*PROBLEM DETAILS:* Filter the entries for lines with the word "title".

§

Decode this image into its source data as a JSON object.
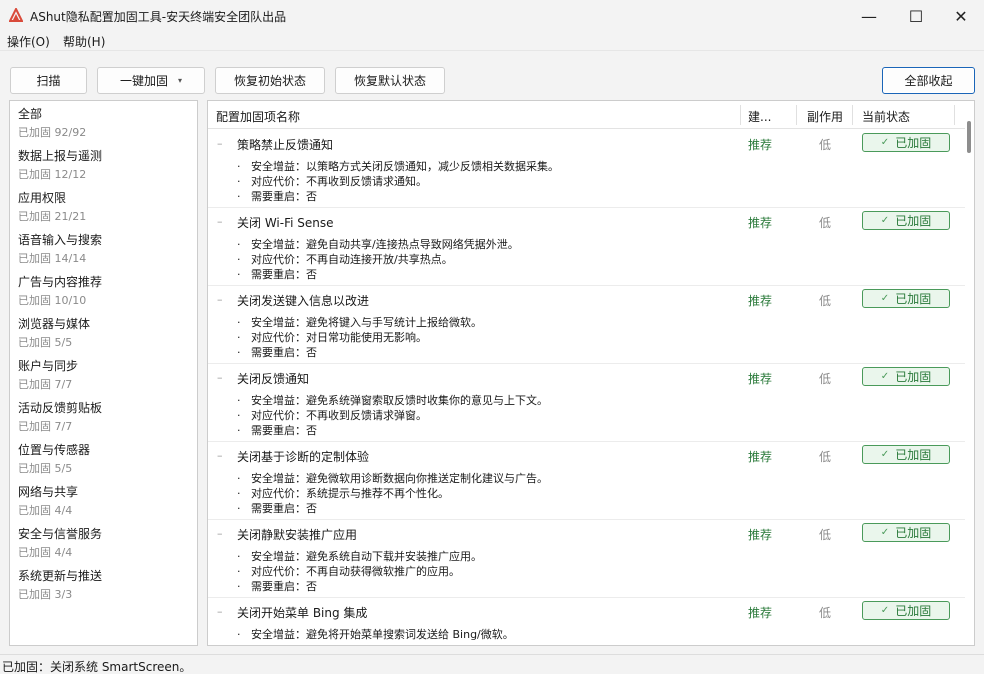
{
  "window": {
    "title": "AShut隐私配置加固工具-安天终端安全团队出品",
    "minimize": "—",
    "maximize": "☐",
    "close": "✕",
    "accent": "#d94a3a"
  },
  "menu": [
    {
      "label": "操作(O)"
    },
    {
      "label": "帮助(H)"
    }
  ],
  "toolbar": {
    "scan": "扫描",
    "harden_all": "一键加固",
    "harden_caret": "▾",
    "restore_initial": "恢复初始状态",
    "restore_default": "恢复默认状态",
    "collapse_all": "全部收起"
  },
  "categories": [
    {
      "name": "全部",
      "count": "已加固 92/92"
    },
    {
      "name": "数据上报与遥测",
      "count": "已加固 12/12"
    },
    {
      "name": "应用权限",
      "count": "已加固 21/21"
    },
    {
      "name": "语音输入与搜索",
      "count": "已加固 14/14"
    },
    {
      "name": "广告与内容推荐",
      "count": "已加固 10/10"
    },
    {
      "name": "浏览器与媒体",
      "count": "已加固 5/5"
    },
    {
      "name": "账户与同步",
      "count": "已加固 7/7"
    },
    {
      "name": "活动反馈剪贴板",
      "count": "已加固 7/7"
    },
    {
      "name": "位置与传感器",
      "count": "已加固 5/5"
    },
    {
      "name": "网络与共享",
      "count": "已加固 4/4"
    },
    {
      "name": "安全与信誉服务",
      "count": "已加固 4/4"
    },
    {
      "name": "系统更新与推送",
      "count": "已加固 3/3"
    }
  ],
  "table": {
    "headers": {
      "name": "配置加固项名称",
      "recommend": "建...",
      "side_effect": "副作用",
      "status": "当前状态"
    },
    "rows": [
      {
        "title": "策略禁止反馈通知",
        "recommend": "推荐",
        "side_effect": "低",
        "status": "已加固",
        "details": [
          "安全增益：以策略方式关闭反馈通知，减少反馈相关数据采集。",
          "对应代价：不再收到反馈请求通知。",
          "需要重启：否"
        ]
      },
      {
        "title": "关闭 Wi-Fi Sense",
        "recommend": "推荐",
        "side_effect": "低",
        "status": "已加固",
        "details": [
          "安全增益：避免自动共享/连接热点导致网络凭据外泄。",
          "对应代价：不再自动连接开放/共享热点。",
          "需要重启：否"
        ]
      },
      {
        "title": "关闭发送键入信息以改进",
        "recommend": "推荐",
        "side_effect": "低",
        "status": "已加固",
        "details": [
          "安全增益：避免将键入与手写统计上报给微软。",
          "对应代价：对日常功能使用无影响。",
          "需要重启：否"
        ]
      },
      {
        "title": "关闭反馈通知",
        "recommend": "推荐",
        "side_effect": "低",
        "status": "已加固",
        "details": [
          "安全增益：避免系统弹窗索取反馈时收集你的意见与上下文。",
          "对应代价：不再收到反馈请求弹窗。",
          "需要重启：否"
        ]
      },
      {
        "title": "关闭基于诊断的定制体验",
        "recommend": "推荐",
        "side_effect": "低",
        "status": "已加固",
        "details": [
          "安全增益：避免微软用诊断数据向你推送定制化建议与广告。",
          "对应代价：系统提示与推荐不再个性化。",
          "需要重启：否"
        ]
      },
      {
        "title": "关闭静默安装推广应用",
        "recommend": "推荐",
        "side_effect": "低",
        "status": "已加固",
        "details": [
          "安全增益：避免系统自动下载并安装推广应用。",
          "对应代价：不再自动获得微软推广的应用。",
          "需要重启：否"
        ]
      },
      {
        "title": "关闭开始菜单 Bing 集成",
        "recommend": "推荐",
        "side_effect": "低",
        "status": "已加固",
        "details": [
          "安全增益：避免将开始菜单搜索词发送给 Bing/微软。"
        ]
      }
    ]
  },
  "statusbar": {
    "text": "已加固：关闭系统 SmartScreen。"
  },
  "colors": {
    "recommend": "#2a7a3a",
    "badge_bg": "#eaf6ec",
    "badge_border": "#4a9a5a",
    "primary_border": "#1a65b8"
  }
}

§

*OUTPUT OF THE EXERCISE:*
    "title": "AShut隐私配置加固工具-安天终端安全团队出品",
        "title": "策略禁止反馈通知",
        "title": "关闭 Wi-Fi Sense",
        "title": "关闭发送键入信息以改进",
        "title": "关闭反馈通知",
        "title": "关闭基于诊断的定制体验",
        "title": "关闭静默安装推广应用",
        "title": "关闭开始菜单 Bing 集成",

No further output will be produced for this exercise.